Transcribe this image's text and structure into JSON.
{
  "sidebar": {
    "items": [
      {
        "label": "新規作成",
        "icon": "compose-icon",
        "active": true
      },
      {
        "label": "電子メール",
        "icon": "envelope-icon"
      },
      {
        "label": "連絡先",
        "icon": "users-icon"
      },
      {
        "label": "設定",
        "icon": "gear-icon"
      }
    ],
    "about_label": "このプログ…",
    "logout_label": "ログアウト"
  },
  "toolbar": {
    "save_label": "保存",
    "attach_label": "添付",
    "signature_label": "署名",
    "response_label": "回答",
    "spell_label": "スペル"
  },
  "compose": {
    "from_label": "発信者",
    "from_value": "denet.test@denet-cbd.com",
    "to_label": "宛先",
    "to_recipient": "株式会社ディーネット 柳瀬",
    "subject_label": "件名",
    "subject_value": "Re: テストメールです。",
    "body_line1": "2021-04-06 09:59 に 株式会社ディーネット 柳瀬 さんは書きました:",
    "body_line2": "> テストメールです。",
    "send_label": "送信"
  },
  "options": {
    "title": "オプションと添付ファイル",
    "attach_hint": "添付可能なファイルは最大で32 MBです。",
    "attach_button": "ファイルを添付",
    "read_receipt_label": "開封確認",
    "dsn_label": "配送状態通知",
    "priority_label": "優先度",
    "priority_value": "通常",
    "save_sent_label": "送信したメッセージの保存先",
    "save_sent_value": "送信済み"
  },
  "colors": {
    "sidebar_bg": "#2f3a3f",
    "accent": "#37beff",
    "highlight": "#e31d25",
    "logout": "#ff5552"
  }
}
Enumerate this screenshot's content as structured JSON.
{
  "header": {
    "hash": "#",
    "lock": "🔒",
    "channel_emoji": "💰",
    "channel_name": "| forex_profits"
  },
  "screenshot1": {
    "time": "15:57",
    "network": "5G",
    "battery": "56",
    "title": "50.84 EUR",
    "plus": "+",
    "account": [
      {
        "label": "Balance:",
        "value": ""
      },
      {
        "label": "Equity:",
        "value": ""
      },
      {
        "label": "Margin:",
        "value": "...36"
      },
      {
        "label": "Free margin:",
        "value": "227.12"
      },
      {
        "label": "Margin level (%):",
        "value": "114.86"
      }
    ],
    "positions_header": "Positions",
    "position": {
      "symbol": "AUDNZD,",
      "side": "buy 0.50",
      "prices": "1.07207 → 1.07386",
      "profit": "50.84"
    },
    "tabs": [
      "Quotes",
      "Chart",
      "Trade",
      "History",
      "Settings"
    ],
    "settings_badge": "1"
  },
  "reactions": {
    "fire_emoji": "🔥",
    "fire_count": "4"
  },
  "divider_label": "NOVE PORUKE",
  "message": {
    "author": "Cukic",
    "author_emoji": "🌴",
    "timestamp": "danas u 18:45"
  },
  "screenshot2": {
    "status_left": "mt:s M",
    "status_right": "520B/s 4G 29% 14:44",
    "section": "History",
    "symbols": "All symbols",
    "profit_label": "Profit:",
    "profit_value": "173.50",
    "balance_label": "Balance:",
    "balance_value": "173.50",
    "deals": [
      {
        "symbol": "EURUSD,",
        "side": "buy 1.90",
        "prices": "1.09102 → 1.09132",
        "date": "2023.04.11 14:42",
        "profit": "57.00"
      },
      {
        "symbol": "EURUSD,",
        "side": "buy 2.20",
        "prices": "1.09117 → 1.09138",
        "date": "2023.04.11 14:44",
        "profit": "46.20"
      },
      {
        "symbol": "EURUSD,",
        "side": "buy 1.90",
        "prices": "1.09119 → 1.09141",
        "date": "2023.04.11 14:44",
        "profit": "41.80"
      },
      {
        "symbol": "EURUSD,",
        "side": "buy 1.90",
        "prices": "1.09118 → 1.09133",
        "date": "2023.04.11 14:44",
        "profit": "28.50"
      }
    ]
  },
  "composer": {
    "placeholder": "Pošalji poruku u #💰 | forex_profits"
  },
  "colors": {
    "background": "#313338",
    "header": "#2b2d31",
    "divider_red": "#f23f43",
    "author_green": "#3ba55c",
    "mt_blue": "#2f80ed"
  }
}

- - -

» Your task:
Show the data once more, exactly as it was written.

» Task result:
Transcribe this image's text and structure into JSON.
{
  "sidebar": {
    "items": [
      {
        "label": "新規作成",
        "icon": "compose-icon",
        "active": true
      },
      {
        "label": "電子メール",
        "icon": "envelope-icon"
      },
      {
        "label": "連絡先",
        "icon": "users-icon"
      },
      {
        "label": "設定",
        "icon": "gear-icon"
      }
    ],
    "about_label": "このプログ…",
    "logout_label": "ログアウト"
  },
  "toolbar": {
    "save_label": "保存",
    "attach_label": "添付",
    "signature_label": "署名",
    "response_label": "回答",
    "spell_label": "スペル"
  },
  "compose": {
    "from_label": "発信者",
    "from_value": "denet.test@denet-cbd.com",
    "to_label": "宛先",
    "to_recipient": "株式会社ディーネット 柳瀬",
    "subject_label": "件名",
    "subject_value": "Re: テストメールです。",
    "body_line1": "2021-04-06 09:59 に 株式会社ディーネット 柳瀬 さんは書きました:",
    "body_line2": "> テストメールです。",
    "send_label": "送信"
  },
  "options": {
    "title": "オプションと添付ファイル",
    "attach_hint": "添付可能なファイルは最大で32 MBです。",
    "attach_button": "ファイルを添付",
    "read_receipt_label": "開封確認",
    "dsn_label": "配送状態通知",
    "priority_label": "優先度",
    "priority_value": "通常",
    "save_sent_label": "送信したメッセージの保存先",
    "save_sent_value": "送信済み"
  },
  "colors": {
    "sidebar_bg": "#2f3a3f",
    "accent": "#37beff",
    "highlight": "#e31d25",
    "logout": "#ff5552"
  }
}
Enumerate this screenshot's content as structured JSON.
{
  "header": {
    "hash": "#",
    "lock": "🔒",
    "channel_emoji": "💰",
    "channel_name": "| forex_profits"
  },
  "screenshot1": {
    "time": "15:57",
    "network": "5G",
    "battery": "56",
    "title": "50.84 EUR",
    "plus": "+",
    "account": [
      {
        "label": "Balance:",
        "value": ""
      },
      {
        "label": "Equity:",
        "value": ""
      },
      {
        "label": "Margin:",
        "value": "...36"
      },
      {
        "label": "Free margin:",
        "value": "227.12"
      },
      {
        "label": "Margin level (%):",
        "value": "114.86"
      }
    ],
    "positions_header": "Positions",
    "position": {
      "symbol": "AUDNZD,",
      "side": "buy 0.50",
      "prices": "1.07207 → 1.07386",
      "profit": "50.84"
    },
    "tabs": [
      "Quotes",
      "Chart",
      "Trade",
      "History",
      "Settings"
    ],
    "settings_badge": "1"
  },
  "reactions": {
    "fire_emoji": "🔥",
    "fire_count": "4"
  },
  "divider_label": "NOVE PORUKE",
  "message": {
    "author": "Cukic",
    "author_emoji": "🌴",
    "timestamp": "danas u 18:45"
  },
  "screenshot2": {
    "status_left": "mt:s M",
    "status_right": "520B/s 4G 29% 14:44",
    "section": "History",
    "symbols": "All symbols",
    "profit_label": "Profit:",
    "profit_value": "173.50",
    "balance_label": "Balance:",
    "balance_value": "173.50",
    "deals": [
      {
        "symbol": "EURUSD,",
        "side": "buy 1.90",
        "prices": "1.09102 → 1.09132",
        "date": "2023.04.11 14:42",
        "profit": "57.00"
      },
      {
        "symbol": "EURUSD,",
        "side": "buy 2.20",
        "prices": "1.09117 → 1.09138",
        "date": "2023.04.11 14:44",
        "profit": "46.20"
      },
      {
        "symbol": "EURUSD,",
        "side": "buy 1.90",
        "prices": "1.09119 → 1.09141",
        "date": "2023.04.11 14:44",
        "profit": "41.80"
      },
      {
        "symbol": "EURUSD,",
        "side": "buy 1.90",
        "prices": "1.09118 → 1.09133",
        "date": "2023.04.11 14:44",
        "profit": "28.50"
      }
    ]
  },
  "composer": {
    "placeholder": "Pošalji poruku u #💰 | forex_profits"
  },
  "colors": {
    "background": "#313338",
    "header": "#2b2d31",
    "divider_red": "#f23f43",
    "author_green": "#3ba55c",
    "mt_blue": "#2f80ed"
  }
}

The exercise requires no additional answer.